Experts say Medicaid expansion will prevent massacres like Sandy Hook
David Goldman, AP
Some experts are done blaming the guns.
In the wake of last week's tragic school shooting in Newtown, Conn., many are starting to point the finger at U.S. government programs like Medicaid, saying those programs need to be expanded to prevent future tragedies.
“Medicaid is hands down the most important source of funding for public mental health services,” Ron Honberg, the director for policy and legal affairs at the National Alliance on Mental Illness, told Bloomberg Businessweek.
The Supreme Court struck the mandate requiring states to expand Medicaid programs, which made it optional, according to Businessweek.
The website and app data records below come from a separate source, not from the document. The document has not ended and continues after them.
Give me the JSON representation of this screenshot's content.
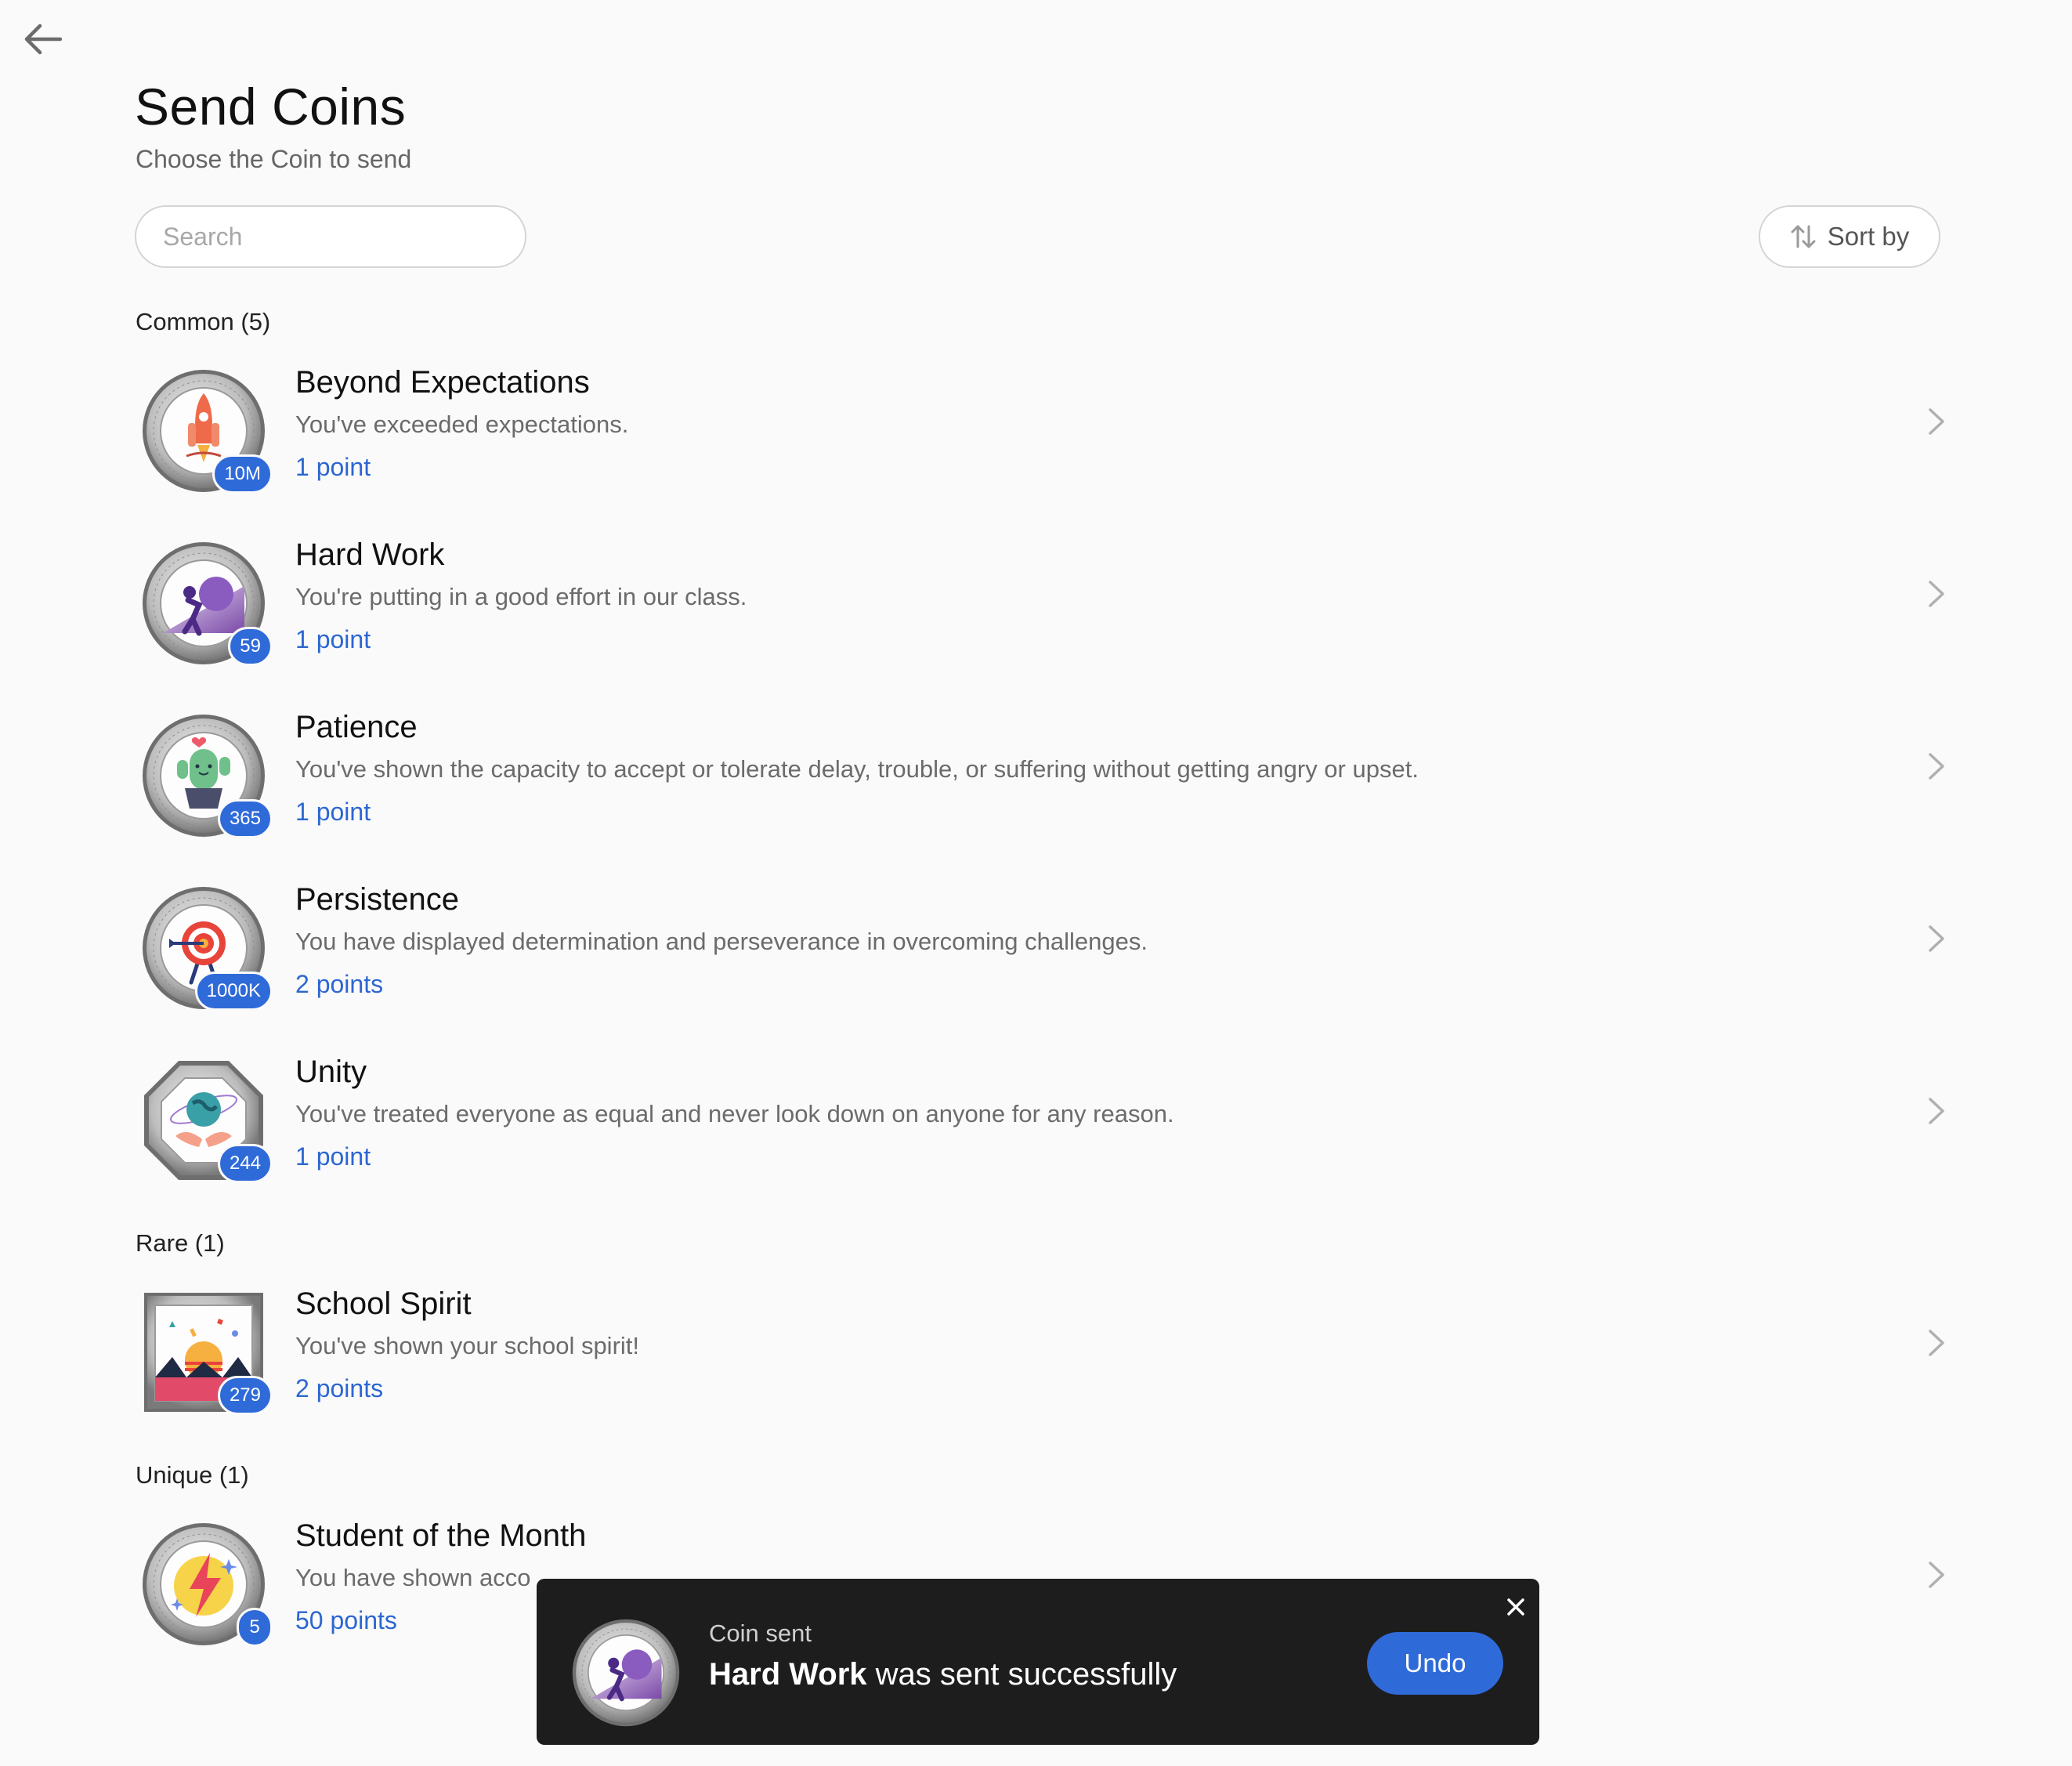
{
  "header": {
    "title": "Send Coins",
    "subtitle": "Choose the Coin to send"
  },
  "search": {
    "placeholder": "Search",
    "value": ""
  },
  "sort": {
    "label": "Sort by"
  },
  "sections": [
    {
      "heading": "Common (5)",
      "coins": [
        {
          "name": "Beyond Expectations",
          "description": "You've exceeded expectations.",
          "points": "1 point",
          "count": "10M",
          "icon": "rocket-icon"
        },
        {
          "name": "Hard Work",
          "description": "You're putting in a good effort in our class.",
          "points": "1 point",
          "count": "59",
          "icon": "boulder-push-icon"
        },
        {
          "name": "Patience",
          "description": "You've shown the capacity to accept or tolerate delay, trouble, or suffering without getting angry or upset.",
          "points": "1 point",
          "count": "365",
          "icon": "cactus-icon"
        },
        {
          "name": "Persistence",
          "description": "You have displayed determination and perseverance in overcoming challenges.",
          "points": "2 points",
          "count": "1000K",
          "icon": "target-icon"
        },
        {
          "name": "Unity",
          "description": "You've treated everyone as equal and never look down on anyone for any reason.",
          "points": "1 point",
          "count": "244",
          "icon": "globe-hands-icon"
        }
      ]
    },
    {
      "heading": "Rare (1)",
      "coins": [
        {
          "name": "School Spirit",
          "description": "You've shown your school spirit!",
          "points": "2 points",
          "count": "279",
          "icon": "sunset-confetti-icon"
        }
      ]
    },
    {
      "heading": "Unique (1)",
      "coins": [
        {
          "name": "Student of the Month",
          "description": "You have shown acco",
          "points": "50 points",
          "count": "5",
          "icon": "lightning-icon"
        }
      ]
    }
  ],
  "toast": {
    "label": "Coin sent",
    "coin_name": "Hard Work",
    "message_rest": " was sent successfully",
    "undo_label": "Undo"
  },
  "colors": {
    "accent": "#2f6ad9",
    "background": "#fafafa",
    "toast_background": "#1d1d1d"
  }
}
Though no one is certain if Adam Lanza was on Medicaid, services for non-poor mentally ill patients have been hit hard by the recession.
The upcoming “fiscal cliff” has many worried that an already ill-equipped Medicaid system will suffer further cuts.
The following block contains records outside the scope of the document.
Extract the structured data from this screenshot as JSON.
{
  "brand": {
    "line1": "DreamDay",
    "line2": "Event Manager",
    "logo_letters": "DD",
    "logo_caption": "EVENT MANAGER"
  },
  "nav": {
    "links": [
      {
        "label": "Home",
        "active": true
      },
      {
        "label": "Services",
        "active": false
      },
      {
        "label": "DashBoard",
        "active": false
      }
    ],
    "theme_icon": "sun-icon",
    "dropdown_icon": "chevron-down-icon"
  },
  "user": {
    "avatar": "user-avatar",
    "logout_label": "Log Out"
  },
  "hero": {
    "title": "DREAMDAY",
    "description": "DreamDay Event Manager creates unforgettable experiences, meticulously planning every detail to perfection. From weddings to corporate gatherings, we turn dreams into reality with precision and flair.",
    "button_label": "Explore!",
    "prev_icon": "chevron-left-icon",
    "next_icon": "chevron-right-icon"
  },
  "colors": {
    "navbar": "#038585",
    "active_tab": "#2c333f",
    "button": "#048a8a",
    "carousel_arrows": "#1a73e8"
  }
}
“One of my greatest frustrations with clinical practice is that there are far too many times when I lack the tools necessary to care for children who need help,” Aaron Carroll, director of Health Policy and Professionalism Research at Indiana University School of Medicine, said in a column on CNN.com. “It's relatively easy to cure an infection or an acute physical ailment. It's so much harder to take a mental health issue.”
More than 60 percent of people in the public mental health system will be affected if long-term cuts to Medicaid are made, according to MSNBC.
“As there’s a decrease in coverage or a decrease in providers, the longer people have to wait for appointments, the less likely they are to go,” Sarah Steverman, director of State Policy for Mental Health America, told MSNBC. “And then they’re less likely to get the help that they need. It’s always been a problem, and I think we’ll see an even bigger problem if we do have cuts to Medicaid.”
Lawmakers are, however, adding mental health services to their priorities, according to an article in the Deseret News.
"We have to deal with the mental health aspect," Utah Rep. Jason Chaffetz said on "This Week." "I think we absolutely should talk about the intersection of a lethal weapon and (how) it relates to mental health. Absolutely we've got to have that discussion in this country."